German: What is the difference between 'zu sein' and 'sein'?
I know that sein means 'to be'.
But I came across this sentence:
'Es macht Spaß, mit ihm zusammen zu sein.'
Which means 'It's fun to be together with him', or if you want to translate it more literally, 'It's fun, with him together to be.
But 'sein' means 'to be', so isn't this sentence actually saying 'It's fun, with him together to to be?
When do you use 'zu sein' rather than 'sein'? What is the difference?
that is an infinitive + zu construction. If you used other verbs you would also use the infinitive. 'Es macht Spaß, im See zu schwimmen' ('It's fun to swim in the lake.')
- Es freut mich, Sie hier zu treffen. (I'm pleased to meet you here)
- Sie schworen, es nie wieder zu tun. (They swore never to do it again)

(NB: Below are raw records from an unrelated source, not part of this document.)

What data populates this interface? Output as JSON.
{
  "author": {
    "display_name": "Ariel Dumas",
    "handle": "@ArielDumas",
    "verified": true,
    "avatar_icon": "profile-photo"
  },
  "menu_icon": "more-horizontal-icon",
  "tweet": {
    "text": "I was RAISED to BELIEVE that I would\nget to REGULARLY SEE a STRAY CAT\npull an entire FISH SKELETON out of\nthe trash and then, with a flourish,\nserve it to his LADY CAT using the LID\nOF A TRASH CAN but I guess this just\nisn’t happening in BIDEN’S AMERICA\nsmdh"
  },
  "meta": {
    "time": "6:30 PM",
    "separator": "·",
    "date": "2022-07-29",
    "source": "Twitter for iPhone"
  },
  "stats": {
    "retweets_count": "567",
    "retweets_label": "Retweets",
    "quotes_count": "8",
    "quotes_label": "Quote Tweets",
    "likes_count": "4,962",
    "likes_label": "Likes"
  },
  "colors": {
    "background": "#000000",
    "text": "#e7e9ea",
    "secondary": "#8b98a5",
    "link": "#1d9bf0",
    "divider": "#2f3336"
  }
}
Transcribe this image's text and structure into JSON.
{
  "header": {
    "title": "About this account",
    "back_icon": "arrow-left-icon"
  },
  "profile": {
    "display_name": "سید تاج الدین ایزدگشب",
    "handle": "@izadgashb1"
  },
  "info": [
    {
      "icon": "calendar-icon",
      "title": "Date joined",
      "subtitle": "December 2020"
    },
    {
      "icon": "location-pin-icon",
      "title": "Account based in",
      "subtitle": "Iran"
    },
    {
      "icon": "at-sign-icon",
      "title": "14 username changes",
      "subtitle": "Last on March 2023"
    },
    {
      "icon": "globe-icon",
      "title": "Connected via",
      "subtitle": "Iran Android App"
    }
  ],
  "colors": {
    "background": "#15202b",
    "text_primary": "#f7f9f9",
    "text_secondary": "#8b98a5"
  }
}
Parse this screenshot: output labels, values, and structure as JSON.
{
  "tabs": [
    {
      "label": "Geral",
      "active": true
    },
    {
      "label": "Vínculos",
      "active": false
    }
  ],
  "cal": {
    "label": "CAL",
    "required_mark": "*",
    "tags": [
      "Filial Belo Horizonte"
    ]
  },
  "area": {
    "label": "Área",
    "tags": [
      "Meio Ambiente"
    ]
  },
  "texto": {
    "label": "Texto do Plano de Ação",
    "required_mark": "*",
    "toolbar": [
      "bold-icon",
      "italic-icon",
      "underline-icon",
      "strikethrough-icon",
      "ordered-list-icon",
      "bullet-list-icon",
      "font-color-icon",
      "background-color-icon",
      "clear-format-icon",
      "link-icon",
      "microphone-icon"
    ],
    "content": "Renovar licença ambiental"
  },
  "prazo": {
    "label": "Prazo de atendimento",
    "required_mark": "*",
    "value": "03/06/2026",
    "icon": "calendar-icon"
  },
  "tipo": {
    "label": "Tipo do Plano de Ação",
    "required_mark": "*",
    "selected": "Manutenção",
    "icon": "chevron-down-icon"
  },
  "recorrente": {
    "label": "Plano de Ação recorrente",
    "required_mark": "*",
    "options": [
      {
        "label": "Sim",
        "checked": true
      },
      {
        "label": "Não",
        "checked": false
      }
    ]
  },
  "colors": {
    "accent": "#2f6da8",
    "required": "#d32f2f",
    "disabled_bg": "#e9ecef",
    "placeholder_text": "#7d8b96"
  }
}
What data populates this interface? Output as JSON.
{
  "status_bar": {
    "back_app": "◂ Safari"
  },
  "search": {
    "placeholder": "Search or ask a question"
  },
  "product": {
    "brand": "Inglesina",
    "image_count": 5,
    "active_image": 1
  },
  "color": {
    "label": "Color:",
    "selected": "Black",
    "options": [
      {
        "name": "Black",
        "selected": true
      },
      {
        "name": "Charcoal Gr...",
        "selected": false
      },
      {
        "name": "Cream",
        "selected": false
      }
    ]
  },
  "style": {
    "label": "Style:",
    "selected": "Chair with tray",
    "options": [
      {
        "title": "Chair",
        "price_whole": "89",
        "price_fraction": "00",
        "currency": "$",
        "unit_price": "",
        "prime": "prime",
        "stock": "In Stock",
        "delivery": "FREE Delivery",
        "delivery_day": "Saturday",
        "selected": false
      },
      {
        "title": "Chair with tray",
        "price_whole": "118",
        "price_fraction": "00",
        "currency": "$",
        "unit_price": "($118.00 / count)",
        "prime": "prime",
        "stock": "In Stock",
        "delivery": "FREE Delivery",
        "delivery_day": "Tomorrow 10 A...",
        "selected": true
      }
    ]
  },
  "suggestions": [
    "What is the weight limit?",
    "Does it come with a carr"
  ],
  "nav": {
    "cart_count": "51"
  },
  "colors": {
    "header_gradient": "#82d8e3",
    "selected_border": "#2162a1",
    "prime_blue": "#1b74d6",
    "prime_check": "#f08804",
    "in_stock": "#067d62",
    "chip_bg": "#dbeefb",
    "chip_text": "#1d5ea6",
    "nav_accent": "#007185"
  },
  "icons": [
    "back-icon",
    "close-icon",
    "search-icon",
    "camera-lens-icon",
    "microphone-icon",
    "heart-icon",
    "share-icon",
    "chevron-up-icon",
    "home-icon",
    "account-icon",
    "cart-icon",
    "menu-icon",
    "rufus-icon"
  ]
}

The infinitive goes without zu when you are using modal verbs as well as several other verbs and situations. You can read more about when to use an infinitive with or without zu here: http://www.canoo.net/services/OnlineGrammar/Wort/Verb/Finit-Infinit/Infinitiv.html?lang=en
Look here: "zusammen zu sein" means "being together with", so it makes sense to use it in the German translation of your sentence.
If you moved this question to the "German" category of forums, it would receive more attention and answers. Not many people check "Troubleshooting" looking for language questions, this part of the forums is more for technical and other problems not related to languages. I've stumbled in here and saw your post just by chance. ;)
Zusammensein is a separable verb, and in this case it is separated. It is also a noun, as in "unser Zusammensein hat mir viel bedeutet."
Only in German. I can't think of anything that would be comparable in English to make something like Zusammensein be a noun. ;-)